Every second Saturday of the month, Divine Liturgy in English of Sunday - Ukrainian Catholic Cathedral of the Holy Family, Duke Street, London W1K 5BQ.
3pm Great Vespers, 4pm Divine Liturgy for Sunday. Next: 12th December 2020

Every Sunday - 9am Divine Liturgy in English (fully or mostly) at the Holy Family Cathedral

Owing to public health regulations, services will be sung only by one reader or cantor. There is no singing by the people for the moment. If you wish to attend on Sunday, booking is essential on this phone line: 07956 066727. Masks must be worn and distance maintained.

To purchase The Divine Liturgy: an Anthology for Worship (in English), order from the Sheptytsky Institute here, or the St Basil's Bookstore here.

To purchase the Divine Praises, the Divine Office of the Byzantine-Slav rite (in English), order from the Eparchy of Parma here.

The new catechism in English, Christ our Pascha, is available from the Eparchy of the Holy Family and the Society. Please email for details.

Tuesday, 7 December 2010

Iraqi Persecution of Christians: Elderly coupled killed

ROME, DEC. 6, 2010 (

An elderly Christian couple was killed in their home Sunday night in Baghdad, the latest in a string of attacks against Christians that grew particularly severe with the Oct. 31 bombing of a church that left 58 dead.

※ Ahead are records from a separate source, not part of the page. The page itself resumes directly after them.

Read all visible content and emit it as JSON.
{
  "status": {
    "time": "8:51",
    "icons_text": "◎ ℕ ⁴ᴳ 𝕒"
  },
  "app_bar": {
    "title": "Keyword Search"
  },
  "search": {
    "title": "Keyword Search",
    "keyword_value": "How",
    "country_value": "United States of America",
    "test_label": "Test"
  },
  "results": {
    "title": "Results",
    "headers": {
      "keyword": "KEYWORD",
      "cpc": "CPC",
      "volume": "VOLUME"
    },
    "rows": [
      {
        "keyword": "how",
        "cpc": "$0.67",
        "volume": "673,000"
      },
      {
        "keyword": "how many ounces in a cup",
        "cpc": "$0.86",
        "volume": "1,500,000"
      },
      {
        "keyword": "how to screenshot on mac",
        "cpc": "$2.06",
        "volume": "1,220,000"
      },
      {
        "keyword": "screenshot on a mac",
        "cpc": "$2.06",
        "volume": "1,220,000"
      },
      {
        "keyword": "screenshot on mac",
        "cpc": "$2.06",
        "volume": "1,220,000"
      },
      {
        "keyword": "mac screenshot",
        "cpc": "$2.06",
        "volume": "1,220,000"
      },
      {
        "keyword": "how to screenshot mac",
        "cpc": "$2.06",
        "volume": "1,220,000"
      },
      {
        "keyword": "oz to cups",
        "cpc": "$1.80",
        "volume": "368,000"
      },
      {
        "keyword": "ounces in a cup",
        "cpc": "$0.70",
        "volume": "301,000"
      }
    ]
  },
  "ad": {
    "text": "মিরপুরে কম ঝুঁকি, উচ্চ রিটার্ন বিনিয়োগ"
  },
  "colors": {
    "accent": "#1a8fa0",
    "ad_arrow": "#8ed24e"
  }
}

Hikmat Sammak and his wife, Samira, were stabbed to death in their Baladiyat neighborhood, a predominantly Shiite area, AsiaNews reported.

The agency informed that the couple had sold their house and gone to live in Ainkawa-Erbil in the north. They had returned to Baghdad days ago to finalize the transaction and sell their furniture.

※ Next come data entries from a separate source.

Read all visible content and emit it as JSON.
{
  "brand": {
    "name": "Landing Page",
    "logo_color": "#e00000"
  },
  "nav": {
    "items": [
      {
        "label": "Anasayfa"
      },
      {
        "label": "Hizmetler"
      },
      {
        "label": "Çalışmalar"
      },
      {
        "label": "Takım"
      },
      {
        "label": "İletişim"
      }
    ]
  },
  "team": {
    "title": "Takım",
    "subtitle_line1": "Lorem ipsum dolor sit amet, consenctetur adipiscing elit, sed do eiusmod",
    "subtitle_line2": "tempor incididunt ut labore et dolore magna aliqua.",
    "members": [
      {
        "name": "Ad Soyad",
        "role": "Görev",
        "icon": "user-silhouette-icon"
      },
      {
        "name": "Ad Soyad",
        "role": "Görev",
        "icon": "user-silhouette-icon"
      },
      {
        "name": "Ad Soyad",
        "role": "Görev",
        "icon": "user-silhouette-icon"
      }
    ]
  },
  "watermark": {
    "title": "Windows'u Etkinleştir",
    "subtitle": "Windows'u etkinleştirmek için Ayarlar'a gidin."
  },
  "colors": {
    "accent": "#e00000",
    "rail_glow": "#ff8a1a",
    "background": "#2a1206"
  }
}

Their deaths came on the same day that Benedict XVI made an appeal for those who are suffering from violence and discrimination.

After praying the midday Angelus on Sunday, he invited the faithful to "pray for all the situations of violence, of intolerance, of suffering that there are in the world, so that the coming of Jesus brings consolation, reconciliation and peace." The Pontiff specified, "I think of the many difficult situations such as the continuing attacks in Iraq against Christians and Muslims, of the conflicts in Egypt in which there have been deaths and injuries, of the victims of traffickers and criminals such as the drama of the Eritrean hostages and the hostages of other nationalities in the desert of Sinai."
The latest slaying in Baghdad is one more event in an environment of insecurity that has motivated even more Christians to leave their homes for the north of the country, according to AsiaNews.

Citing estimates from the newspaper Azzaman, the agency informed that 500 families are moving into the semi-autonomous region of Kurdistan. "In Sulaimaniyah alone, at least 85 families arrived within two weeks," AsiaNews reported. "The displaced people leave behind them homes, possessions and their work, as well as parishes and monasteries, among the oldest in Christendom."

Authorities have reportedly promised fleeing Christians a stipend of $400 U.S. dollars, a gesture seen as wholly insufficient since it would not cover even a month's rent in the North.

No comments: